**Task goal:**
The answer must consist of every line below that holds the word "name".

Element data from apps and pages:
══════

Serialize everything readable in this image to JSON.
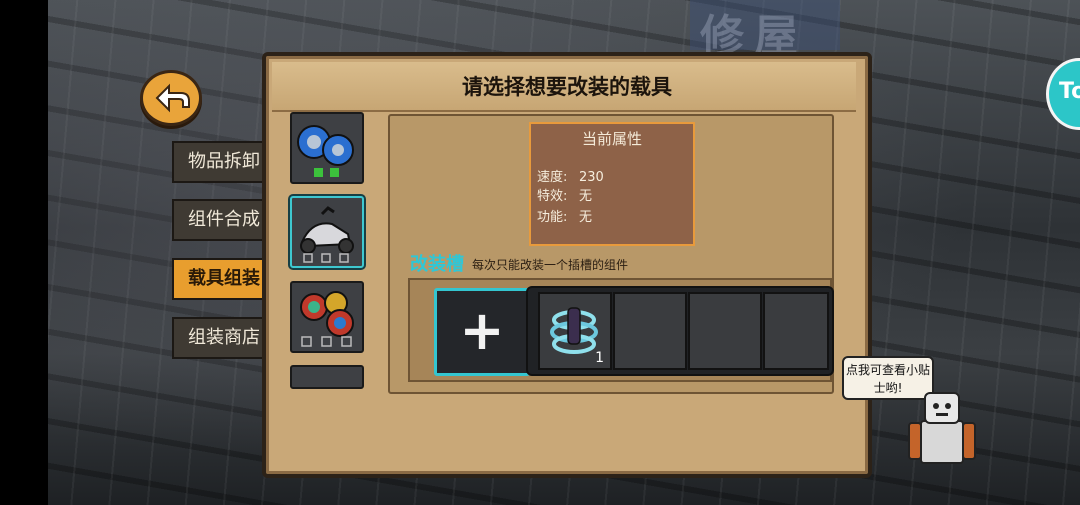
{
  "background": {
    "sign_text": "修屋"
  },
  "side_tabs": [
    {
      "label": "物品拆卸",
      "active": false
    },
    {
      "label": "组件合成",
      "active": false
    },
    {
      "label": "载具组装",
      "active": true
    },
    {
      "label": "组装商店",
      "active": false
    }
  ],
  "panel": {
    "title": "请选择想要改装的载具"
  },
  "vehicles": [
    {
      "name": "wheels-vehicle-icon",
      "selected": false
    },
    {
      "name": "scooter-vehicle-icon",
      "selected": true
    },
    {
      "name": "medals-vehicle-icon",
      "selected": false
    },
    {
      "name": "empty-vehicle-slot",
      "selected": false
    }
  ],
  "attributes": {
    "title": "当前属性",
    "rows": [
      {
        "key": "速度:",
        "value": "230"
      },
      {
        "key": "特效:",
        "value": "无"
      },
      {
        "key": "功能:",
        "value": "无"
      }
    ]
  },
  "mod_slots": {
    "label": "改装槽",
    "hint": "每次只能改装一个插槽的组件",
    "add_symbol": "+",
    "components": [
      {
        "icon": "spring-component-icon",
        "count": "1"
      },
      {
        "icon": "",
        "count": ""
      },
      {
        "icon": "",
        "count": ""
      },
      {
        "icon": "",
        "count": ""
      }
    ]
  },
  "mascot": {
    "speech": "点我可查看小贴士哟!"
  },
  "top_badge": {
    "text": "To"
  },
  "colors": {
    "accent_cyan": "#34c6d0",
    "active_tab": "#e89e2e",
    "panel_bg": "#c9a878",
    "attr_border": "#e89a3c"
  }
}
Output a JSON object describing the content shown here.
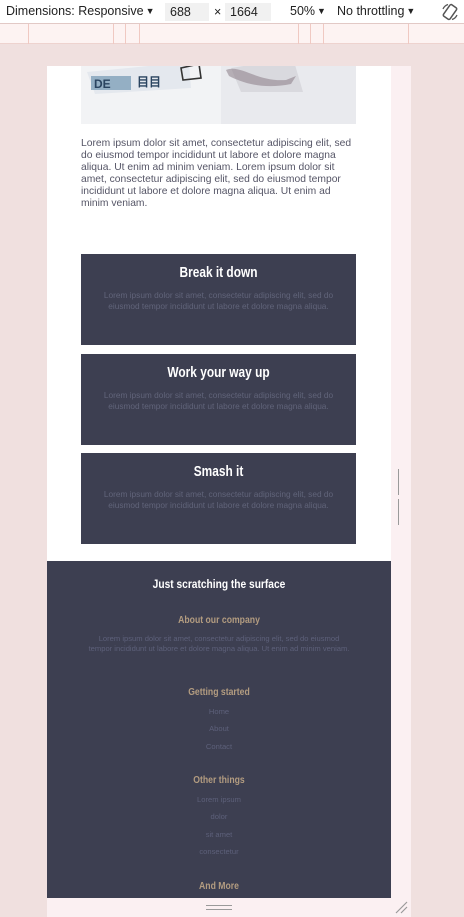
{
  "toolbar": {
    "dimensions_label": "Dimensions: Responsive",
    "width_value": "688",
    "times": "×",
    "height_value": "1664",
    "zoom": "50%",
    "throttling": "No throttling",
    "caret": "▼",
    "rotate_icon": "rotate-icon"
  },
  "content": {
    "paragraph": "Lorem ipsum dolor sit amet, consectetur adipiscing elit, sed do eiusmod tempor incididunt ut labore et dolore magna aliqua. Ut enim ad minim veniam. Lorem ipsum dolor sit amet, consectetur adipiscing elit, sed do eiusmod tempor incididunt ut labore et dolore magna aliqua. Ut enim ad minim veniam.",
    "cards": [
      {
        "title": "Break it down",
        "text": "Lorem ipsum dolor sit amet, consectetur adipiscing elit, sed do eiusmod tempor incididunt ut labore et dolore magna aliqua."
      },
      {
        "title": "Work your way up",
        "text": "Lorem ipsum dolor sit amet, consectetur adipiscing elit, sed do eiusmod tempor incididunt ut labore et dolore magna aliqua."
      },
      {
        "title": "Smash it",
        "text": "Lorem ipsum dolor sit amet, consectetur adipiscing elit, sed do eiusmod tempor incididunt ut labore et dolore magna aliqua."
      }
    ]
  },
  "footer": {
    "title": "Just scratching the surface",
    "about_heading": "About our company",
    "about_text": "Lorem ipsum dolor sit amet, consectetur adipiscing elit, sed do eiusmod tempor incididunt ut labore et dolore magna aliqua. Ut enim ad minim veniam.",
    "getting_started_heading": "Getting started",
    "getting_started_links": [
      "Home",
      "About",
      "Contact"
    ],
    "other_heading": "Other things",
    "other_links": [
      "Lorem ipsum",
      "dolor",
      "sit amet",
      "consectetur"
    ],
    "more_heading": "And More"
  },
  "colors": {
    "card_bg": "#3d3f51",
    "accent_gold": "#b39c80",
    "device_bg": "#f0e0df"
  }
}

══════

**Task response:**
      "name": "wheels-vehicle-icon",
      "name": "scooter-vehicle-icon",
      "name": "medals-vehicle-icon",
      "name": "empty-vehicle-slot",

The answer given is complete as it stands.